Task requirements |
Repeat the listing that follows, character for character, minus the pictures.

Data |
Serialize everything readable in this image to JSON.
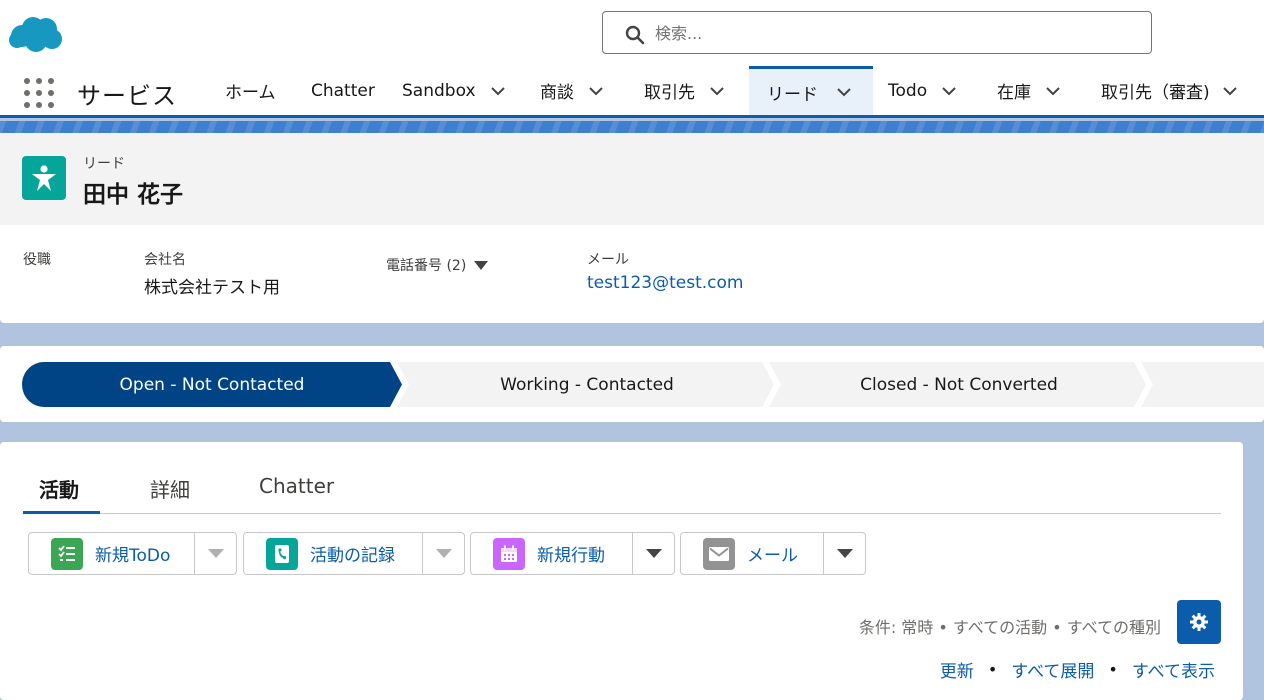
{
  "header": {
    "search_placeholder": "検索..."
  },
  "nav": {
    "app_name": "サービス",
    "items": [
      {
        "label": "ホーム"
      },
      {
        "label": "Chatter"
      },
      {
        "label": "Sandbox"
      },
      {
        "label": "商談"
      },
      {
        "label": "取引先"
      },
      {
        "label": "リード"
      },
      {
        "label": "Todo"
      },
      {
        "label": "在庫"
      },
      {
        "label": "取引先（審査)"
      }
    ],
    "active_item": "リード"
  },
  "record": {
    "type_label": "リード",
    "name": "田中 花子",
    "fields": {
      "title_label": "役職",
      "company_label": "会社名",
      "company_value": "株式会社テスト用",
      "phone_label": "電話番号 (2)",
      "email_label": "メール",
      "email_value": "test123@test.com"
    }
  },
  "path": {
    "stages": [
      {
        "label": "Open - Not Contacted",
        "state": "current"
      },
      {
        "label": "Working - Contacted",
        "state": "incomplete"
      },
      {
        "label": "Closed - Not Converted",
        "state": "incomplete"
      },
      {
        "label": "",
        "state": "incomplete"
      }
    ]
  },
  "activity": {
    "tabs": [
      {
        "label": "活動"
      },
      {
        "label": "詳細"
      },
      {
        "label": "Chatter"
      }
    ],
    "active_tab": "活動",
    "actions": [
      {
        "label": "新規ToDo",
        "icon": "task-icon",
        "color": "#3ba755"
      },
      {
        "label": "活動の記録",
        "icon": "log-call-icon",
        "color": "#06a59a"
      },
      {
        "label": "新規行動",
        "icon": "calendar-icon",
        "color": "#cb65ff"
      },
      {
        "label": "メール",
        "icon": "email-icon",
        "color": "#939393"
      }
    ],
    "filter_text": "条件: 常時 • すべての活動 • すべての種別",
    "links": {
      "refresh": "更新",
      "expand_all": "すべて展開",
      "view_all": "すべて表示"
    }
  },
  "colors": {
    "brand": "#0b5cab",
    "path_current": "#014486",
    "path_incomplete": "#f3f3f3"
  }
}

Exercise output |
Serialize everything readable in this image to JSON.
{
  "header": {
    "search_placeholder": "検索..."
  },
  "nav": {
    "app_name": "サービス",
    "items": [
      {
        "label": "ホーム"
      },
      {
        "label": "Chatter"
      },
      {
        "label": "Sandbox"
      },
      {
        "label": "商談"
      },
      {
        "label": "取引先"
      },
      {
        "label": "リード"
      },
      {
        "label": "Todo"
      },
      {
        "label": "在庫"
      },
      {
        "label": "取引先（審査)"
      }
    ],
    "active_item": "リード"
  },
  "record": {
    "type_label": "リード",
    "name": "田中 花子",
    "fields": {
      "title_label": "役職",
      "company_label": "会社名",
      "company_value": "株式会社テスト用",
      "phone_label": "電話番号 (2)",
      "email_label": "メール",
      "email_value": "test123@test.com"
    }
  },
  "path": {
    "stages": [
      {
        "label": "Open - Not Contacted",
        "state": "current"
      },
      {
        "label": "Working - Contacted",
        "state": "incomplete"
      },
      {
        "label": "Closed - Not Converted",
        "state": "incomplete"
      },
      {
        "label": "",
        "state": "incomplete"
      }
    ]
  },
  "activity": {
    "tabs": [
      {
        "label": "活動"
      },
      {
        "label": "詳細"
      },
      {
        "label": "Chatter"
      }
    ],
    "active_tab": "活動",
    "actions": [
      {
        "label": "新規ToDo",
        "icon": "task-icon",
        "color": "#3ba755"
      },
      {
        "label": "活動の記録",
        "icon": "log-call-icon",
        "color": "#06a59a"
      },
      {
        "label": "新規行動",
        "icon": "calendar-icon",
        "color": "#cb65ff"
      },
      {
        "label": "メール",
        "icon": "email-icon",
        "color": "#939393"
      }
    ],
    "filter_text": "条件: 常時 • すべての活動 • すべての種別",
    "links": {
      "refresh": "更新",
      "expand_all": "すべて展開",
      "view_all": "すべて表示"
    }
  },
  "colors": {
    "brand": "#0b5cab",
    "path_current": "#014486",
    "path_incomplete": "#f3f3f3"
  }
}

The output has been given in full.